The Tablet’s latest issue has a reminiscence of the late Septimus Waugh. This appears in the “Word from the Cloister” column and is based on an interview of Jimmy Burns, journalist and member of The Tablet’s board. He was a friend of Septimus, and his father Tom Burns was a friend of Evelyn Waugh as well as (for a brief period) his publisher. The column is appropriately headed “Fathers and sons”. As explained in the article, Tom Burns:
was the driving force behind Waugh’s biography of Edmund Campion, published in 1936. When the Spanish Civil War broke out later that year, “My father and Waugh both supported Franco,” Jimmy says. “Waugh’s sister-in-law Gabriel Herbert, one of my father’s girlfriends prior to his marriage, drove an ambulance and raised funds for the nationalist cause.”
Tom Burns worked for Longmans, Green, which also published Waugh in Abyssinia. Waugh blamed Burns for the punnish title of that book which he himself disliked. As the article explains, both Burns and Waugh applied to work for the MoI at the beginning of WWII. Waugh was rejected and went into the army while Burns was accepted and sent to Spain where he met the woman who was to become his wife and Jimmy’s mother. Jimmy notes that relations became rather frayed after this marriage:
“Of my father’s young Castilian bride, Waugh wrote in his diary in February 1946: ‘swarthy, squat, Japanese appearance’. My mother, hardly surprisingly, thought Waugh was racist, a snob, and a misogynist, a sentiment that was compounded when Waugh, invited shortly after to dinner at my parents’ house, complained about the smell of garlic coming from the kitchen and made fun of the young Spanish maid who served at the table.”
The article goes on to compare Jimmy’s recollections of his own less fraught friendship with Waugh’s youngest son. This sometimes involved shared holidays, including one in Spain as recently as 2019 that Jimmy fondly recalls:
“Over a magnificent paella we recalled Evelyn’s connection with Spain long before we were born.” Waugh visited Catalonia for the first time in 1929 during a stopover on his Mediterranean cruise trip before the breakdown of his first marriage. He was impressed by the various examples of Gaudí’s works, not least the Sagrada Familia. “It seems certain to me that it will always remain a ruin, and very dangerous, unless the towers are removed before they fall,” Waugh wrote. As the sun went down, Septimus and Jimmy shared memories of their fathers, “aware of how much we owed them but also of what differentiated us from them,” as Jimmy tactfully puts it.

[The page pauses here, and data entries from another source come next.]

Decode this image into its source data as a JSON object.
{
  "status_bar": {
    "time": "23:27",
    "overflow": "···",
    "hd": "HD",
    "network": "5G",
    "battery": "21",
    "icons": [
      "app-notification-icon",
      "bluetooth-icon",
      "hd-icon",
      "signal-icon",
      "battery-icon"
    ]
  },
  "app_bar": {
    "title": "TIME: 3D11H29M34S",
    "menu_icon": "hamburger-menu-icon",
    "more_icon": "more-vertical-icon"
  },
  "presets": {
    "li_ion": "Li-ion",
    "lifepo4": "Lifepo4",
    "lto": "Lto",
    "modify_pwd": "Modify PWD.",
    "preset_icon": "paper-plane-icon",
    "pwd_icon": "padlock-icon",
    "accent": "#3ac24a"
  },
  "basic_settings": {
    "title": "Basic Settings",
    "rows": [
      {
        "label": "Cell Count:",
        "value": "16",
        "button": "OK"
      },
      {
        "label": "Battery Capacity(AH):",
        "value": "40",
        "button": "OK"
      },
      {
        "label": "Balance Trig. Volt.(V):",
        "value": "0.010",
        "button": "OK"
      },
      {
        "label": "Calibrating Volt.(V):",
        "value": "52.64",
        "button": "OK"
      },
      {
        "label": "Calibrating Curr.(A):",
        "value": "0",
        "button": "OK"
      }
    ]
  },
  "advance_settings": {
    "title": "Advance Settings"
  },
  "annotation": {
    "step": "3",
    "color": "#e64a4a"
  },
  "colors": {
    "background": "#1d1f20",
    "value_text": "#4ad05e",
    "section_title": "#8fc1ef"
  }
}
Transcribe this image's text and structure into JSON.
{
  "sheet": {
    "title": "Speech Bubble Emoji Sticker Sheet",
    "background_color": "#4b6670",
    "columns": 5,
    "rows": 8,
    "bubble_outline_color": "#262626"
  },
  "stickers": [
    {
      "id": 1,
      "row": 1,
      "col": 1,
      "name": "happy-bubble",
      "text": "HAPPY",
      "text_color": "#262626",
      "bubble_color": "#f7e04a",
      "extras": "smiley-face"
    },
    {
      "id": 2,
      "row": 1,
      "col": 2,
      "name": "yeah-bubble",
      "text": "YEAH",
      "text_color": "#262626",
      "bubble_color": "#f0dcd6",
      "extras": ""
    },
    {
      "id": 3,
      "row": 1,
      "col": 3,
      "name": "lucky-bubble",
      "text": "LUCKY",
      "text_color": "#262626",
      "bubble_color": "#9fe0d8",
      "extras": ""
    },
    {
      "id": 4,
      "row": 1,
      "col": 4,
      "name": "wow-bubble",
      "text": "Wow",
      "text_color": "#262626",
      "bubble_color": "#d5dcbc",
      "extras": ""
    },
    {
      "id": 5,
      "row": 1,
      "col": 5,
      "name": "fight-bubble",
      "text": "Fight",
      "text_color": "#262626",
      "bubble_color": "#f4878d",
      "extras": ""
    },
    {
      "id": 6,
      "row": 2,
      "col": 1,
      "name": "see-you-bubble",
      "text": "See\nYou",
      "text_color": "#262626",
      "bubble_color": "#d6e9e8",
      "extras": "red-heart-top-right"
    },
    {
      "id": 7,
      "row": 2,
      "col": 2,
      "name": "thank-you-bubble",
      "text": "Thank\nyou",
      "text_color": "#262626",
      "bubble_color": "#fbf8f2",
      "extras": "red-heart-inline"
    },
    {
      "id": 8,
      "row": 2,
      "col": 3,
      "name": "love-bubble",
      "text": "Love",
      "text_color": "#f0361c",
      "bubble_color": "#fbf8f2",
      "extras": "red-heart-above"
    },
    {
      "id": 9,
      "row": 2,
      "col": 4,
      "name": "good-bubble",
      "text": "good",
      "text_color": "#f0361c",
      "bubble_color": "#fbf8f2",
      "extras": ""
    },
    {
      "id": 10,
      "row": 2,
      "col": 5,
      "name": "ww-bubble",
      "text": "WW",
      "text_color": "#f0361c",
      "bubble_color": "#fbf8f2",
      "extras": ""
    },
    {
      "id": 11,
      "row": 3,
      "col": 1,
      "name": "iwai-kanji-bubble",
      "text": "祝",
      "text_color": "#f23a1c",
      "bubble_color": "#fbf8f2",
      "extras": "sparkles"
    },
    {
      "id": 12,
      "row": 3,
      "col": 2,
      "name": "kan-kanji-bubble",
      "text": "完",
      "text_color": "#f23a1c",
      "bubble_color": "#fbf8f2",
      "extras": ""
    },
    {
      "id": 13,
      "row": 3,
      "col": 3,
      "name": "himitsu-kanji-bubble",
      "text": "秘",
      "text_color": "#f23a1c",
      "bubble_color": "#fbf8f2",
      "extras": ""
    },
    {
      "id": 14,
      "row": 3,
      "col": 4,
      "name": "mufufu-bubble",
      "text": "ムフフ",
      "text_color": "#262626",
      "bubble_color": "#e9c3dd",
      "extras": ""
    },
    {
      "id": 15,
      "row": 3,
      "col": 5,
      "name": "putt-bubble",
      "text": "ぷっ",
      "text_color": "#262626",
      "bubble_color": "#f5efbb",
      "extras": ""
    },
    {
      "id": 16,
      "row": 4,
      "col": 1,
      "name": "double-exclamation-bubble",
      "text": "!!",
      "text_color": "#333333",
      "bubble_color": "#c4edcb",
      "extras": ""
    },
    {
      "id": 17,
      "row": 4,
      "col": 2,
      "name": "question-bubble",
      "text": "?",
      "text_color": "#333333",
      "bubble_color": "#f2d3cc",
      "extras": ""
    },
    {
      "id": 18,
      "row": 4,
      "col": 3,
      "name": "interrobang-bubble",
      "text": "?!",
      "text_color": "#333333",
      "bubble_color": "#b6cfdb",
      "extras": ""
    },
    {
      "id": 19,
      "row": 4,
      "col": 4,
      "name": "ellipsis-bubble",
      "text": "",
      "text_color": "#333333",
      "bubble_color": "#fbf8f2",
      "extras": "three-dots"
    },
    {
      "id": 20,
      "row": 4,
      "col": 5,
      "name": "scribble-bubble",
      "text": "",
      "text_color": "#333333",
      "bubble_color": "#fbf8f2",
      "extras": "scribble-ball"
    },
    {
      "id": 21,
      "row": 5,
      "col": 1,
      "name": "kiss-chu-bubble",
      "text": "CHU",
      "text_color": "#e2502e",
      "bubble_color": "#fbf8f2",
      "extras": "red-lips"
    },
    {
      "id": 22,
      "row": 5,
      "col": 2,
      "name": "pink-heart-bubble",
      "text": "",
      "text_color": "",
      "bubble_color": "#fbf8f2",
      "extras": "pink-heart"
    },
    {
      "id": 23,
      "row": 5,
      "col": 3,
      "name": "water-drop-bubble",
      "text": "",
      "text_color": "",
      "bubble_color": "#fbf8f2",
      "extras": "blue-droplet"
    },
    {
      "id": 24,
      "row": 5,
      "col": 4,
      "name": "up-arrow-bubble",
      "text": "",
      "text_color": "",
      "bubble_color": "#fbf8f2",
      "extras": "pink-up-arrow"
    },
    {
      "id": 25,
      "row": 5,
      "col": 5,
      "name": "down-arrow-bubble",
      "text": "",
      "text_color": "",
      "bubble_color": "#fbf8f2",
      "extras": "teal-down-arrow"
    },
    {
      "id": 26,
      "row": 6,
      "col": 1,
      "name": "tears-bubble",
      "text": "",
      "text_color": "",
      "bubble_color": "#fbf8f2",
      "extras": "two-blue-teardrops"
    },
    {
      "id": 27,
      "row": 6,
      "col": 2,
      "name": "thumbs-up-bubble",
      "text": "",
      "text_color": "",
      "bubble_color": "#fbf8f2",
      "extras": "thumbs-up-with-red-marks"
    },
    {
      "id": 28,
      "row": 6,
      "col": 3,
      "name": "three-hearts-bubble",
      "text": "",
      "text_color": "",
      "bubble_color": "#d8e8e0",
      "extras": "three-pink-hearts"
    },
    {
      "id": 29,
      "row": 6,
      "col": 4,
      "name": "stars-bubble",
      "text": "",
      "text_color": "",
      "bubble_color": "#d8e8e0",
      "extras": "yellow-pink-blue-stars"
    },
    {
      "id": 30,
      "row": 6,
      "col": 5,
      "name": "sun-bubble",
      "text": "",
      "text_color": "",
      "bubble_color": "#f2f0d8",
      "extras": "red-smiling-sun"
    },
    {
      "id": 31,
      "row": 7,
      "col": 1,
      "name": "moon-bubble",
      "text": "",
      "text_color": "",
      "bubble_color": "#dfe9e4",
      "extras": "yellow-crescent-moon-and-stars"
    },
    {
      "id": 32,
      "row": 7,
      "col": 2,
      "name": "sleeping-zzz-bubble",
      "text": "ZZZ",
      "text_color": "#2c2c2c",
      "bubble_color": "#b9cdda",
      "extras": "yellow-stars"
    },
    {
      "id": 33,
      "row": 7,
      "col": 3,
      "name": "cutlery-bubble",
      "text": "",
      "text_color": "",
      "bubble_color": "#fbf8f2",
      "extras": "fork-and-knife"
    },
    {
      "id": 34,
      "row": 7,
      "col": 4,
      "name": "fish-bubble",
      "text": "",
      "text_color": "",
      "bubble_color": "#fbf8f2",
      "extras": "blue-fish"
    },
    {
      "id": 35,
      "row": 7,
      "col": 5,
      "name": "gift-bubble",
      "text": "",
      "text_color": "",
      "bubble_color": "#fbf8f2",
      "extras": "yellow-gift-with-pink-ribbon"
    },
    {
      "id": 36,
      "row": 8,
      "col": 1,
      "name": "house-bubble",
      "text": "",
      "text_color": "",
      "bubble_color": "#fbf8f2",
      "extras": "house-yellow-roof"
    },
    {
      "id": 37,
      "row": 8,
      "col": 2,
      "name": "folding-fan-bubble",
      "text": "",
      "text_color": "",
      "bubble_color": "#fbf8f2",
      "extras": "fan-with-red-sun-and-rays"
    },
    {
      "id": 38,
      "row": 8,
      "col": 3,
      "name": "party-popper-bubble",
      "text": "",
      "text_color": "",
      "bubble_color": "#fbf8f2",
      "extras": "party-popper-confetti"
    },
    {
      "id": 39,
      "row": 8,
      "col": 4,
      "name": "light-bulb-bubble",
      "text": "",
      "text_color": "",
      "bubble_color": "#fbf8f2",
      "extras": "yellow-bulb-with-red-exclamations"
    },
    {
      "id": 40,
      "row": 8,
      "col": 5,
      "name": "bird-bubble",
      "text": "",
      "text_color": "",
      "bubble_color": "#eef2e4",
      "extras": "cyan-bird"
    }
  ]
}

After mentioning several of Septimus’s better known wooden carvings, the article concludes:
“I will miss dear Sepo hugely,” Jimmy tells us. “Que en Paz Descanses, querido amigo!”